Even if the science was reliable (which it isn’t), we should not force the world’s poorest countries to cut carbon emissions
Exactly a fortnight from today, the United Nations climate change conference opens in Copenhagen. Its purpose is (or was) clear: to agree a successor to the Kyoto Protocol, which expires in 2012.
Under Kyoto, all those developed nations that ratified the treaty (all, in practice, except the US) agreed to cut their carbon emissions to 5 per cent below 1990 levels by 2012. The successor treaty, to be agreed at Copenhagen, was intended to secure a cut in global emissions, from the developed and developing world alike (and China has now overtaken even the US), of 50 per cent below 1990 levels by 2050, leading to more or less total decarbonisation by the end of the century.
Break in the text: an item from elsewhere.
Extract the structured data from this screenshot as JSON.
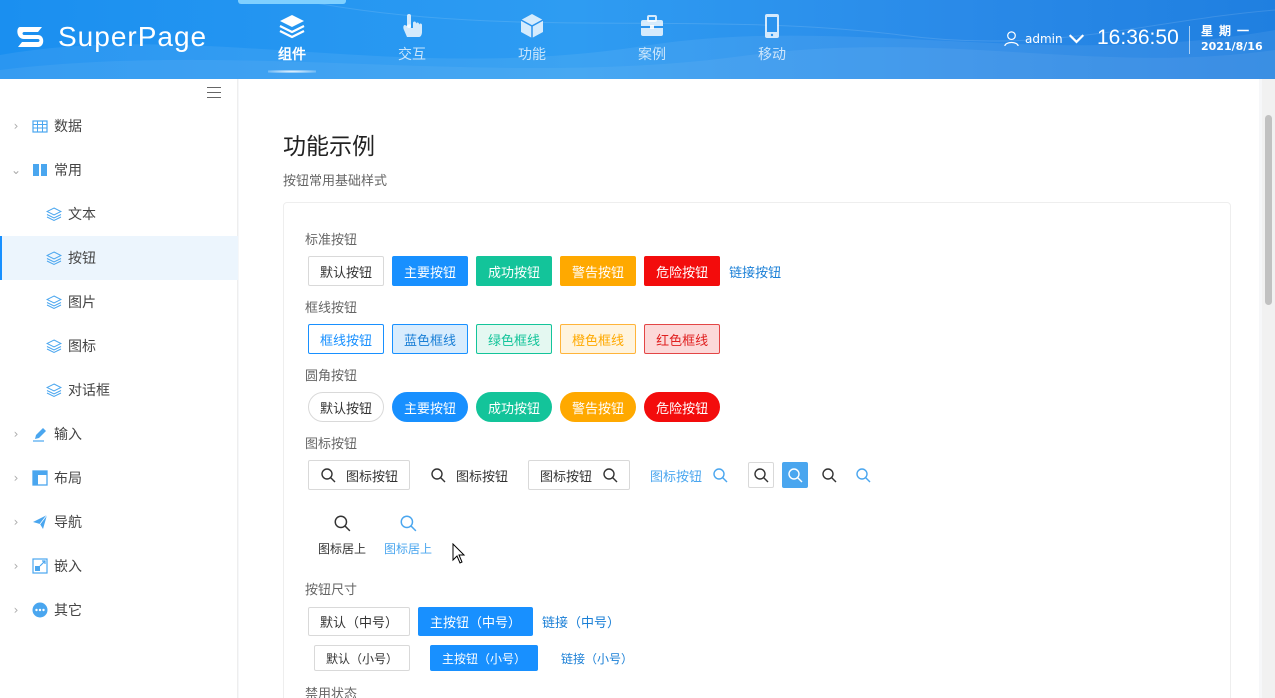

As Gordon Brown declared in his Guildhall speech only a week ago, Copenhagen must “forge a new international agreement ... [which] must contain the full range of commitments required: on emissions reductions by both developed and developing countries, on finance and on verification”.